● **YOUR TASK**:
Return the data below unaltered, but strip out the pictures.

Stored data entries
########

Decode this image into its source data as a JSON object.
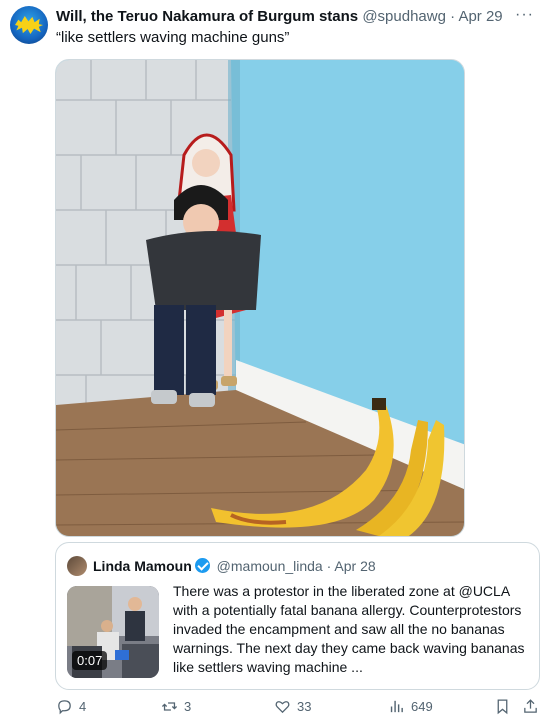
{
  "tweet": {
    "author_name": "Will, the Teruo Nakamura of Burgum stans",
    "handle": "@spudhawg",
    "separator": "·",
    "date": "Apr 29",
    "text": "“like settlers waving machine guns”",
    "more_label": "···"
  },
  "quote": {
    "author_name": "Linda Mamoun",
    "handle": "@mamoun_linda",
    "separator": "·",
    "date": "Apr 28",
    "text": "There was a protestor in the liberated zone at @UCLA with a potentially fatal banana allergy. Counterprotestors invaded the encampment and saw all the no bananas warnings. The next day they came back waving bananas like settlers waving machine ...",
    "video_duration": "0:07"
  },
  "actions": {
    "replies": "4",
    "retweets": "3",
    "likes": "33",
    "views": "649"
  },
  "colors": {
    "text_primary": "#0f1419",
    "text_secondary": "#536471",
    "border": "#cfd9de",
    "verified": "#1d9bf0"
  }
}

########

● **RESULT BELOW**:
Decode this image into its source data as a JSON object.
{
  "tweet": {
    "author_name": "Will, the Teruo Nakamura of Burgum stans",
    "handle": "@spudhawg",
    "separator": "·",
    "date": "Apr 29",
    "text": "“like settlers waving machine guns”",
    "more_label": "···"
  },
  "quote": {
    "author_name": "Linda Mamoun",
    "handle": "@mamoun_linda",
    "separator": "·",
    "date": "Apr 28",
    "text": "There was a protestor in the liberated zone at @UCLA with a potentially fatal banana allergy. Counterprotestors invaded the encampment and saw all the no bananas warnings. The next day they came back waving bananas like settlers waving machine ...",
    "video_duration": "0:07"
  },
  "actions": {
    "replies": "4",
    "retweets": "3",
    "likes": "33",
    "views": "649"
  },
  "colors": {
    "text_primary": "#0f1419",
    "text_secondary": "#536471",
    "border": "#cfd9de",
    "verified": "#1d9bf0"
  }
}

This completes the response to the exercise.